Exercise prompt: Within the entries that follow, show each line where the word "accent" occurs.

Data to examine:
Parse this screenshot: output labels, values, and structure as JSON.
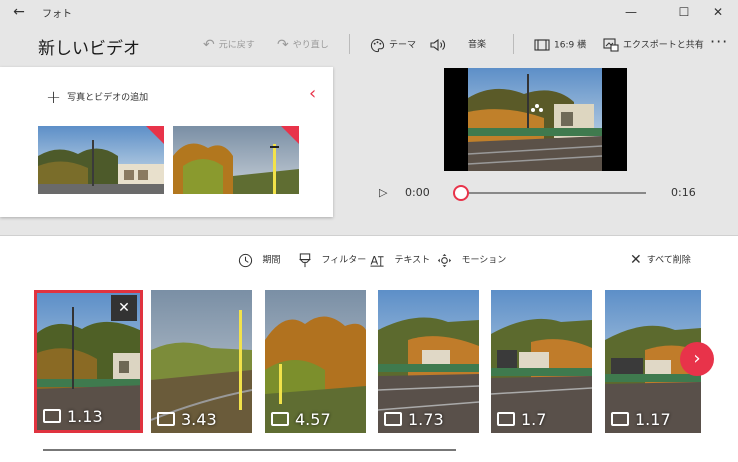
{
  "app": {
    "title": "フォト"
  },
  "window": {
    "minimize": "—",
    "maximize": "☐",
    "close": "✕"
  },
  "header": {
    "title": "新しいビデオ",
    "undo_label": "元に戻す",
    "redo_label": "やり直し",
    "theme_label": "テーマ",
    "music_label": "音楽",
    "aspect_label": "16:9 横",
    "export_label": "エクスポートと共有"
  },
  "library": {
    "add_label": "写真とビデオの追加"
  },
  "player": {
    "current_time": "0:00",
    "total_time": "0:16",
    "progress": 0
  },
  "storyboard_toolbar": {
    "duration_label": "期間",
    "filter_label": "フィルター",
    "text_label": "テキスト",
    "motion_label": "モーション",
    "remove_all_label": "すべて削除"
  },
  "clips": [
    {
      "duration": "1.13",
      "selected": true
    },
    {
      "duration": "3.43"
    },
    {
      "duration": "4.57"
    },
    {
      "duration": "1.73"
    },
    {
      "duration": "1.7"
    },
    {
      "duration": "1.17"
    }
  ],
  "colors": {
    "accent": "#e8334a",
    "selection": "#e0333f"
  }
}
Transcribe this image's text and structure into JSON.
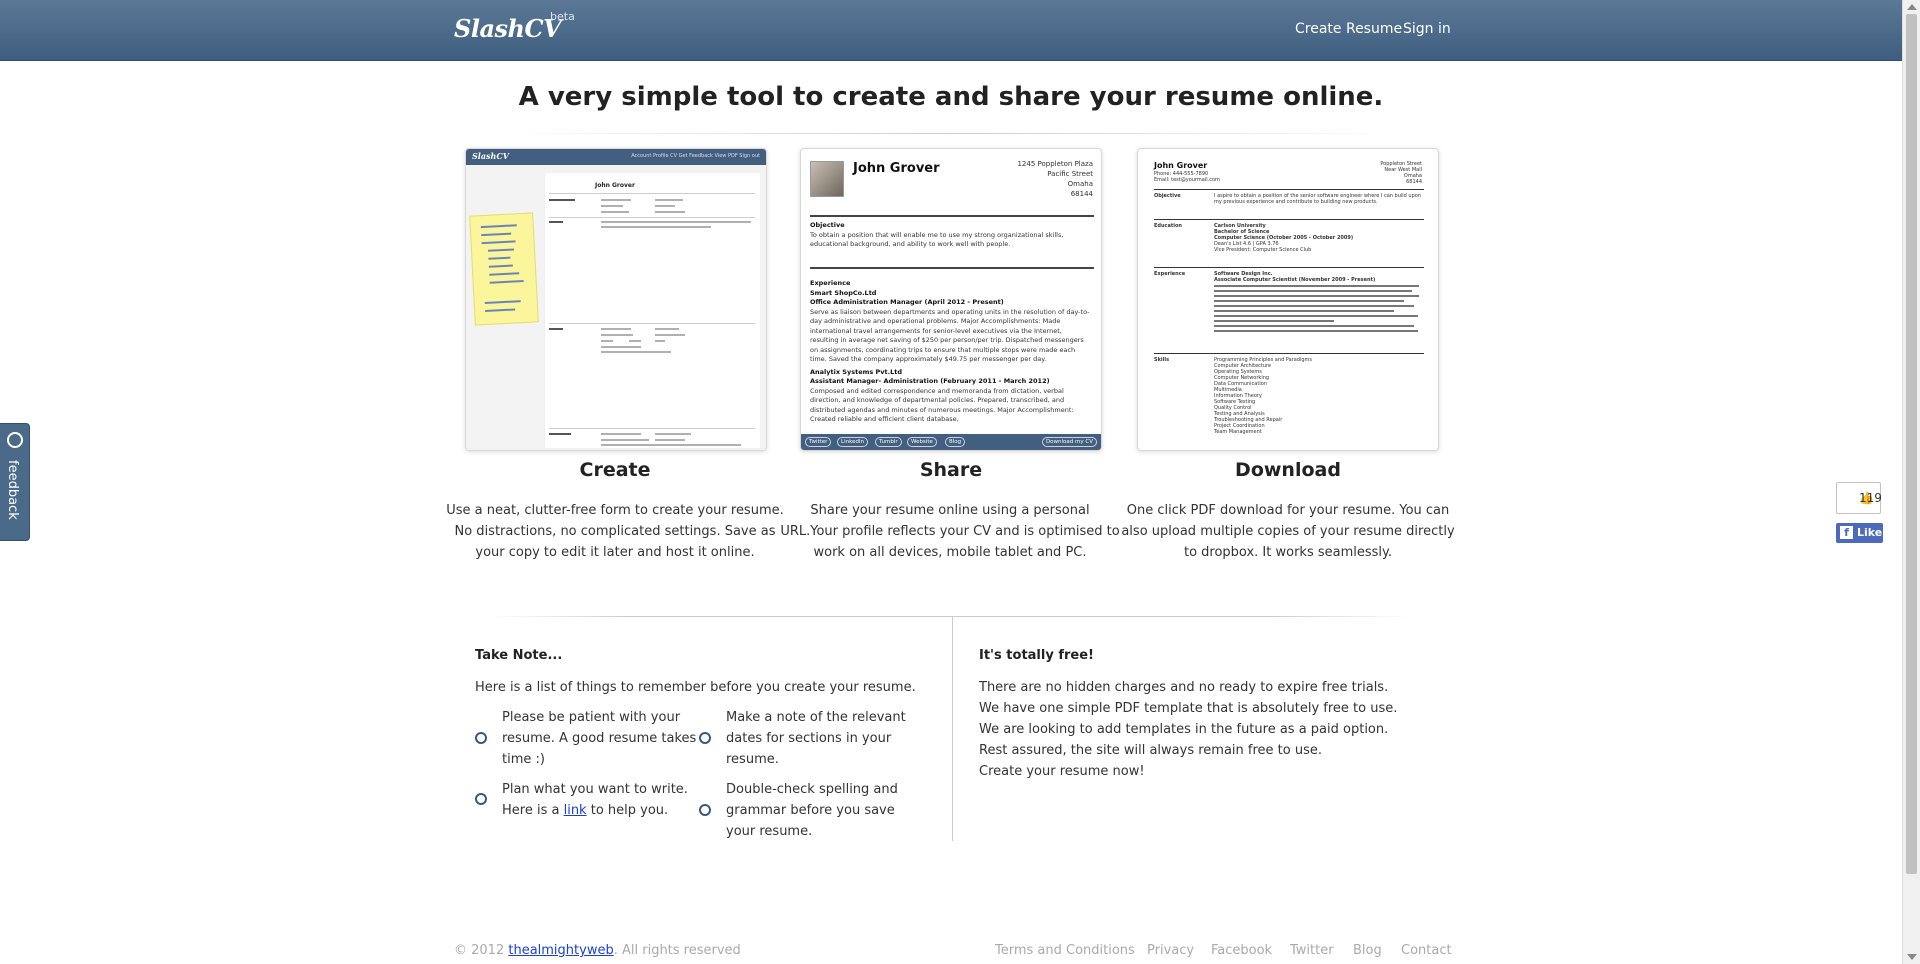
{
  "header": {
    "logo": "SlashCV",
    "beta": "beta",
    "nav": [
      "Create Resume",
      "Sign in"
    ]
  },
  "headline": "A very simple tool to create and share your resume online.",
  "features": [
    {
      "title": "Create",
      "desc": "Use a neat, clutter-free form to create your resume. No distractions, no complicated settings. Save as your copy to edit it later and host it online."
    },
    {
      "title": "Share",
      "desc": "Share your resume online using a personal URL.Your profile reflects your CV and is optimised to work on all devices, mobile tablet and PC."
    },
    {
      "title": "Download",
      "desc": "One click PDF download for your resume. You can also upload multiple copies of your resume directly to dropbox. It works seamlessly."
    }
  ],
  "preview_create": {
    "logo": "SlashCV",
    "nav": "Account   Profile   CV   Get Feedback   View PDF   Sign out",
    "name": "John Grover"
  },
  "preview_share": {
    "name": "John Grover",
    "address": [
      "1245 Poppleton Plaza",
      "Pacific Street",
      "Omaha",
      "68144"
    ],
    "objective_h": "Objective",
    "objective": "To obtain a position that will enable me to use my strong organizational skills, educational background, and ability to work well with people.",
    "experience_h": "Experience",
    "job1_company": "Smart ShopCo.Ltd",
    "job1_title": "Office Administration Manager (April 2012 - Present)",
    "job1_desc": "Serve as liaison between departments and operating units in the resolution of day-to-day administrative and operational problems. Major Accomplishments: Made international travel arrangements for senior-level executives via the Internet, resulting in average net saving of $250 per person/per trip. Dispatched messengers on assignments, coordinating trips to ensure that multiple stops were made each time. Saved the company approximately $49.75 per messenger per day.",
    "job2_company": "Analytix Systems Pvt.Ltd",
    "job2_title": "Assistant Manager- Administration (February 2011 - March 2012)",
    "job2_desc": "Composed and edited correspondence and memoranda from dictation, verbal direction, and knowledge of departmental policies. Prepared, transcribed, and distributed agendas and minutes of numerous meetings. Major Accomplishment: Created reliable and efficient client database,",
    "social": [
      "Twitter",
      "LinkedIn",
      "Tumblr",
      "Website",
      "Blog"
    ],
    "download": "Download my CV"
  },
  "preview_download": {
    "name": "John Grover",
    "contact": [
      "Phone: 444-555-7890",
      "Email: test@yourmail.com"
    ],
    "address": [
      "Poppleton Street",
      "Near West Mall",
      "Omaha",
      "68144"
    ],
    "objective_h": "Objective",
    "objective": "I aspire to obtain a position of the senior software engineer where I can build upon my previous experience and contribute to building new products.",
    "education_h": "Education",
    "education": [
      "Carlson University",
      "Bachelor of Science",
      "Computer Science (October 2005 - October 2009)",
      "Dean's List 4.6 | GPA 3.76",
      "Vice President: Computer Science Club"
    ],
    "experience_h": "Experience",
    "experience": [
      "Software Design Inc.",
      "Associate Computer Scientist (November 2009 - Present)"
    ],
    "skills_h": "Skills",
    "skills": [
      "Programming Principles and Paradigms",
      "Computer Architecture",
      "Operating Systems",
      "Computer Networking",
      "Data Communication",
      "Multimedia",
      "Information Theory",
      "Software Testing",
      "Quality Control",
      "Testing and Analysis",
      "Troubleshooting and Repair",
      "Project Coordination",
      "Team Management"
    ]
  },
  "take_note": {
    "title": "Take Note...",
    "intro": "Here is a list of things to remember before you create your resume.",
    "items": [
      "Please be patient with your resume. A good resume takes time :)",
      "Make a note of the relevant dates for sections in your resume.",
      "Plan what you want to write.",
      "Double-check spelling and grammar before you save your resume."
    ],
    "item3_line2_pre": "Here is a",
    "item3_link": "link",
    "item3_line2_post": "to help you."
  },
  "free": {
    "title": "It's totally free!",
    "lines": [
      "There are no hidden charges and no ready to expire free trials.",
      "We have one simple PDF template that is absolutely free to use.",
      "We are looking to add templates in the future as a paid option.",
      "Rest assured, the site will always remain free to use.",
      "Create your resume now!"
    ]
  },
  "feedback": "feedback",
  "fb": {
    "count": "119",
    "like": "Like"
  },
  "footer": {
    "copy_pre": "© 2012",
    "copy_link": "thealmightyweb",
    "copy_post": ". All rights reserved",
    "links": [
      "Terms and Conditions",
      "Privacy",
      "Facebook",
      "Twitter",
      "Blog",
      "Contact"
    ]
  }
}
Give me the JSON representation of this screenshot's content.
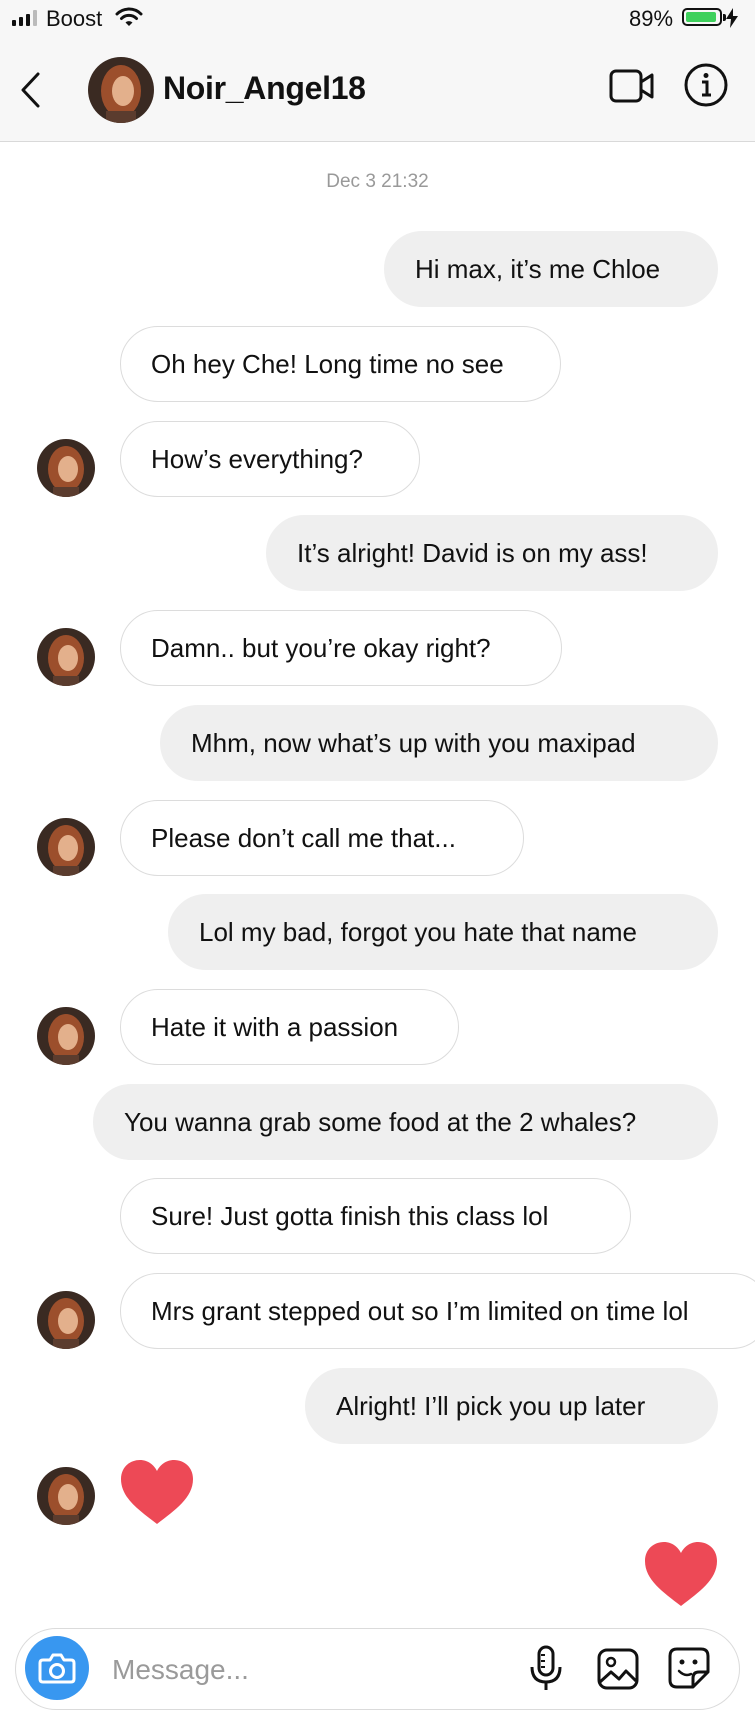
{
  "status_bar": {
    "carrier": "Boost",
    "battery_percent": "89%",
    "battery_level": 0.89,
    "battery_color": "#3ed05c"
  },
  "header": {
    "title": "Noir_Angel18",
    "icons": [
      "back-chevron-icon",
      "video-camera-icon",
      "info-icon"
    ]
  },
  "thread": {
    "timestamp": "Dec 3 21:32",
    "messages": [
      {
        "from": "me",
        "text": "Hi max, it’s me Chloe"
      },
      {
        "from": "them",
        "text": "Oh hey Che! Long time no see"
      },
      {
        "from": "them",
        "text": "How’s everything?"
      },
      {
        "from": "me",
        "text": "It’s alright! David is on my ass!"
      },
      {
        "from": "them",
        "text": "Damn.. but you’re okay right?"
      },
      {
        "from": "me",
        "text": "Mhm, now what’s up with you maxipad"
      },
      {
        "from": "them",
        "text": "Please don’t call me that..."
      },
      {
        "from": "me",
        "text": "Lol my bad, forgot you hate that name"
      },
      {
        "from": "them",
        "text": "Hate it with a passion"
      },
      {
        "from": "me",
        "text": "You wanna grab some food at the 2 whales?"
      },
      {
        "from": "them",
        "text": "Sure! Just gotta finish this class lol"
      },
      {
        "from": "them",
        "text": "Mrs grant stepped out so I’m limited on time lol"
      },
      {
        "from": "me",
        "text": "Alright! I’ll pick you up later"
      },
      {
        "from": "them",
        "reaction": "heart"
      },
      {
        "from": "me",
        "reaction": "heart"
      }
    ],
    "heart_color": "#ed4956",
    "outgoing_bubble_color": "#efefef"
  },
  "composer": {
    "placeholder": "Message...",
    "camera_color": "#3897f0",
    "icons": [
      "camera-icon",
      "microphone-icon",
      "gallery-icon",
      "sticker-icon"
    ]
  }
}
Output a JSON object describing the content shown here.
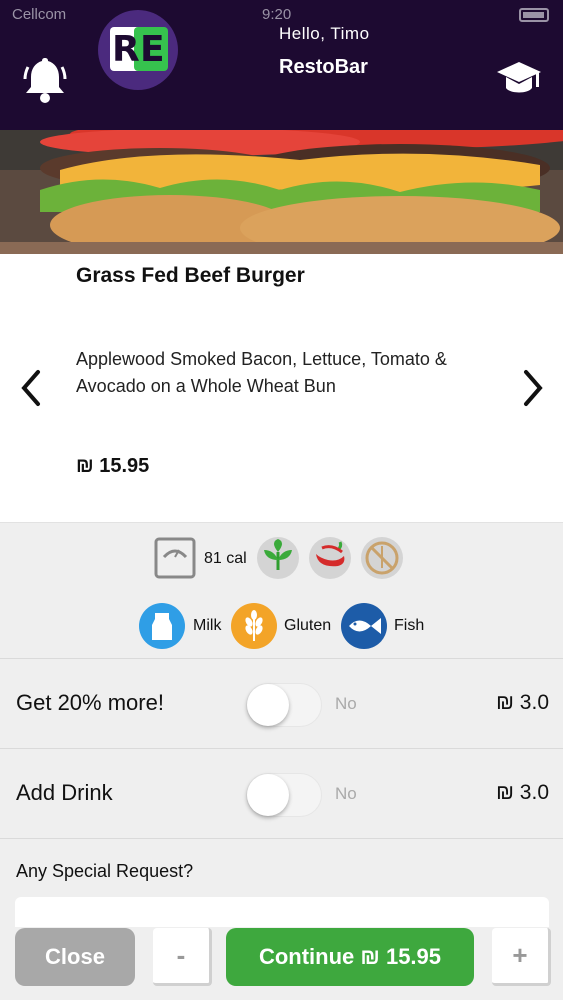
{
  "status_bar": {
    "carrier": "Cellcom",
    "time": "9:20"
  },
  "header": {
    "greeting": "Hello,  Timo",
    "app_name": "RestoBar",
    "logo_letters": [
      "R",
      "E"
    ],
    "notification_icon": "bell-icon",
    "profile_icon": "graduation-cap-icon"
  },
  "item": {
    "title": "Grass Fed Beef Burger",
    "description": "Applewood Smoked Bacon, Lettuce, Tomato & Avocado on a Whole Wheat Bun",
    "price": "₪ 15.95",
    "hero_image": "burger-photo"
  },
  "nutrition": {
    "calories": "81 cal",
    "icons": [
      "scale-icon",
      "vegetarian-leaf-icon",
      "spicy-pepper-icon",
      "no-wheat-icon"
    ]
  },
  "allergens": [
    {
      "label": "Milk",
      "icon": "milk-bottle-icon",
      "color": "#2f9ee6"
    },
    {
      "label": "Gluten",
      "icon": "wheat-icon",
      "color": "#f3a428"
    },
    {
      "label": "Fish",
      "icon": "fish-icon",
      "color": "#1d5ca8"
    }
  ],
  "options": [
    {
      "label": "Get 20% more!",
      "state": "No",
      "price": "₪ 3.0",
      "enabled": false
    },
    {
      "label": "Add Drink",
      "state": "No",
      "price": "₪ 3.0",
      "enabled": false
    }
  ],
  "special_request": {
    "label": "Any Special Request?",
    "value": ""
  },
  "actions": {
    "close": "Close",
    "decrement": "-",
    "continue": "Continue ₪ 15.95",
    "increment": "+"
  },
  "colors": {
    "header_bg": "#1d0a31",
    "continue_green": "#3ea83e",
    "close_gray": "#a8a8a8"
  }
}
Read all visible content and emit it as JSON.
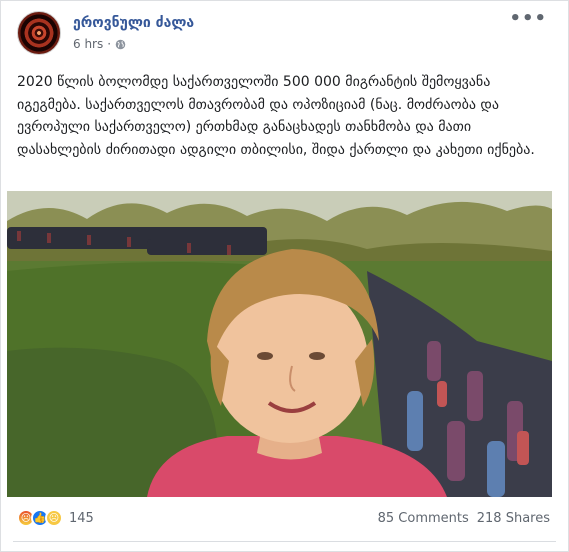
{
  "post": {
    "page_name": "ეროვნული ძალა",
    "timestamp": "6 hrs",
    "separator": "·",
    "text": "2020 წლის ბოლომდე საქართველოში 500 000 მიგრანტის შემოყვანა იგეგმება. საქართველოს მთავრობამ და ოპოზიციამ (ნაც. მოძრაობა და ევროპული საქართველო) ერთხმად განაცხადეს თანხმობა და მათი დასახლების ძირითადი ადგილი თბილისი, შიდა ქართლი და კახეთი იქნება."
  },
  "footer": {
    "reactions_count": "145",
    "comments": "85 Comments",
    "shares": "218 Shares"
  },
  "icons": [
    "globe-icon",
    "more-options-icon",
    "angry-icon",
    "like-icon",
    "sad-icon"
  ],
  "colors": {
    "page_name": "#365899",
    "meta": "#616770",
    "like": "#1877f2"
  }
}
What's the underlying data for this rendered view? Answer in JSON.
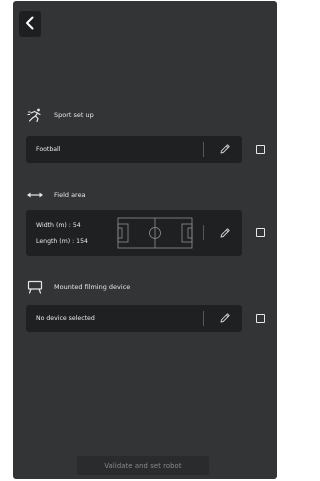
{
  "header": {
    "back_icon": "chevron-left-icon"
  },
  "sport": {
    "title": "Sport set up",
    "icon": "running-person-icon",
    "value": "Football",
    "edit_icon": "pencil-icon",
    "checked": false
  },
  "field": {
    "title": "Field area",
    "icon": "double-arrow-icon",
    "width_text": "Width (m) : 54",
    "length_text": "Length (m) : 154",
    "pitch_icon": "football-pitch-icon",
    "edit_icon": "pencil-icon",
    "checked": false
  },
  "device": {
    "title": "Mounted filming device",
    "icon": "monitor-mount-icon",
    "value": "No device selected",
    "edit_icon": "pencil-icon",
    "checked": false
  },
  "footer": {
    "validate_label": "Validate and set robot"
  },
  "colors": {
    "background": "#333436",
    "card": "#1f2022",
    "text": "#e6e6e6",
    "button_text": "#8a8b8e"
  }
}
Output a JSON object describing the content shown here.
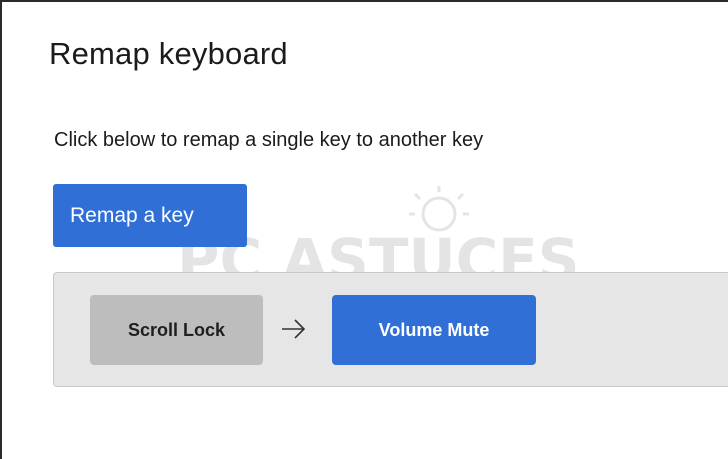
{
  "dialog": {
    "title": "Remap keyboard",
    "subtitle": "Click below to remap a single key to another key",
    "remap_button_label": "Remap a key"
  },
  "mapping": {
    "original_key": "Scroll Lock",
    "arrow_icon": "arrow-right-icon",
    "target_key": "Volume Mute"
  },
  "watermark": {
    "text": "PC ASTUCES"
  },
  "colors": {
    "accent": "#2f6fd6",
    "row_background": "#e6e6e6",
    "original_key_background": "#bdbdbd",
    "text": "#1b1b1b"
  }
}
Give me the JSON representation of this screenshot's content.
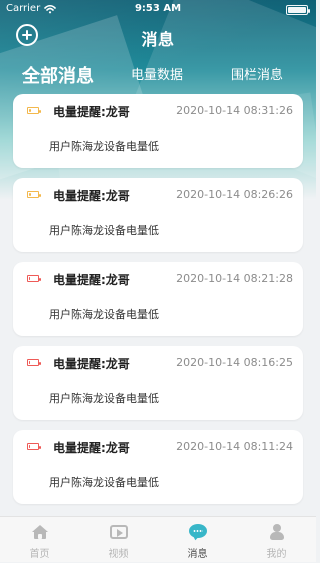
{
  "status_bar": {
    "carrier": "Carrier",
    "time": "9:53 AM"
  },
  "header": {
    "title": "消息",
    "add_icon": "plus-circle-icon"
  },
  "tabs": [
    {
      "label": "全部消息",
      "active": true
    },
    {
      "label": "电量数据",
      "active": false
    },
    {
      "label": "围栏消息",
      "active": false
    }
  ],
  "messages": [
    {
      "title": "电量提醒:龙哥",
      "time": "2020-10-14 08:31:26",
      "body": "用户陈海龙设备电量低",
      "battery_color": "#f3b84c",
      "battery_level": 0.25
    },
    {
      "title": "电量提醒:龙哥",
      "time": "2020-10-14 08:26:26",
      "body": "用户陈海龙设备电量低",
      "battery_color": "#f3b84c",
      "battery_level": 0.25
    },
    {
      "title": "电量提醒:龙哥",
      "time": "2020-10-14 08:21:28",
      "body": "用户陈海龙设备电量低",
      "battery_color": "#ee5a57",
      "battery_level": 0.12
    },
    {
      "title": "电量提醒:龙哥",
      "time": "2020-10-14 08:16:25",
      "body": "用户陈海龙设备电量低",
      "battery_color": "#ee5a57",
      "battery_level": 0.12
    },
    {
      "title": "电量提醒:龙哥",
      "time": "2020-10-14 08:11:24",
      "body": "用户陈海龙设备电量低",
      "battery_color": "#ee5a57",
      "battery_level": 0.12
    }
  ],
  "bottom_nav": [
    {
      "label": "首页",
      "icon": "home-icon",
      "active": false
    },
    {
      "label": "视频",
      "icon": "video-icon",
      "active": false
    },
    {
      "label": "消息",
      "icon": "chat-bubble-icon",
      "active": true
    },
    {
      "label": "我的",
      "icon": "user-icon",
      "active": false
    }
  ],
  "colors": {
    "accent": "#38b6c8",
    "header_dark": "#0d5f74",
    "header_mid": "#1f8b9a",
    "background": "#f0f2f4"
  }
}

Result of this exercise:
    "accent": "#e8334a",
    "accent": "#2f6fd6",
    "accent": "#38b6c8",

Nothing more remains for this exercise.